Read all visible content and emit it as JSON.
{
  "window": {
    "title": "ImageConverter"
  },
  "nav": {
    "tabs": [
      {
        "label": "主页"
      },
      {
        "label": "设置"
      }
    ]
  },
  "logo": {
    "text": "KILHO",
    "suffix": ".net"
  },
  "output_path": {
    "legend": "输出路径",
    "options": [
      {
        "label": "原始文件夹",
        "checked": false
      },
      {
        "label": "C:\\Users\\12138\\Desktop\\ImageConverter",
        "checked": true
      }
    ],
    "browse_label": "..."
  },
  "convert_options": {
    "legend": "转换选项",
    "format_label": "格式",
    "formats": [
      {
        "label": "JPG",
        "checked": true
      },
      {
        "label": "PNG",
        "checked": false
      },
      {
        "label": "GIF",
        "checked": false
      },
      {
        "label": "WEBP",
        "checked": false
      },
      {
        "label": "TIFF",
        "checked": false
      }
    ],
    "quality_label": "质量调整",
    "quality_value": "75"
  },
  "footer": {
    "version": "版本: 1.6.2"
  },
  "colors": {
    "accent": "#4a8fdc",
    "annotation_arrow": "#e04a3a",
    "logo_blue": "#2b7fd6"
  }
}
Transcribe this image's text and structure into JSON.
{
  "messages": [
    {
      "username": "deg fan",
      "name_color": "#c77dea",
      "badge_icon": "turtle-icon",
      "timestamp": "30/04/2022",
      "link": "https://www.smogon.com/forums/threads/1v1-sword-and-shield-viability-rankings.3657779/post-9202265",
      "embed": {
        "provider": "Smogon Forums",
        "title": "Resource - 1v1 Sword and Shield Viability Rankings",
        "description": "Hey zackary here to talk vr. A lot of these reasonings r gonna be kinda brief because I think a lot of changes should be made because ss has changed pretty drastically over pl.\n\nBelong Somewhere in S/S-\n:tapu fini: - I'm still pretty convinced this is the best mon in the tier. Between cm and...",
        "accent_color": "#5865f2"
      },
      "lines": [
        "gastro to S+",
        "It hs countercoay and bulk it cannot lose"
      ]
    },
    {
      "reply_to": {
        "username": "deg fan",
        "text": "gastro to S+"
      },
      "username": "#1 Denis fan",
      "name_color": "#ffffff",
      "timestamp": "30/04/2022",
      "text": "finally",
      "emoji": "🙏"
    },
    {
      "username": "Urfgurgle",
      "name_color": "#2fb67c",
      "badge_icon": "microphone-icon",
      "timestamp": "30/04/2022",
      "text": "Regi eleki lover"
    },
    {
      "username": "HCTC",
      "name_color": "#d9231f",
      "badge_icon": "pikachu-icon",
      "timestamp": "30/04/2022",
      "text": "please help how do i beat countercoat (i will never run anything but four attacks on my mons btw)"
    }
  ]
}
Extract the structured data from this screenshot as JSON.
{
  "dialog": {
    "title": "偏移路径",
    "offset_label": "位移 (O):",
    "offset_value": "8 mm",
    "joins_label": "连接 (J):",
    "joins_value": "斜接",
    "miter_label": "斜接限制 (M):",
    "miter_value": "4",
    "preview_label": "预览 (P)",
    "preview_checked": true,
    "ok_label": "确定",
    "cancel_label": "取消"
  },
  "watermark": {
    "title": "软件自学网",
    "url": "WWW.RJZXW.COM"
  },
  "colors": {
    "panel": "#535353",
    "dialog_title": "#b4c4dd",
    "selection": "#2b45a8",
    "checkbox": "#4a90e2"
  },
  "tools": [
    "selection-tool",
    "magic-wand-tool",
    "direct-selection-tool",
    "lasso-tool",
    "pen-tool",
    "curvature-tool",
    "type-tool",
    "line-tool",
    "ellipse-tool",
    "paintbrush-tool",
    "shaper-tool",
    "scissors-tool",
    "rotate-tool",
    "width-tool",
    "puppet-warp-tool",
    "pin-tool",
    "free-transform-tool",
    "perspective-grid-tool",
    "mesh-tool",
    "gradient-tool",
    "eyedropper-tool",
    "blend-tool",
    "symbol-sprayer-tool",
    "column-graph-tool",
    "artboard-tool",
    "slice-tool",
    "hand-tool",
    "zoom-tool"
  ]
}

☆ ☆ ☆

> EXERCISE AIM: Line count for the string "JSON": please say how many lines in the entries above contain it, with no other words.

> RESPONSE TO THE EXERCISE: 3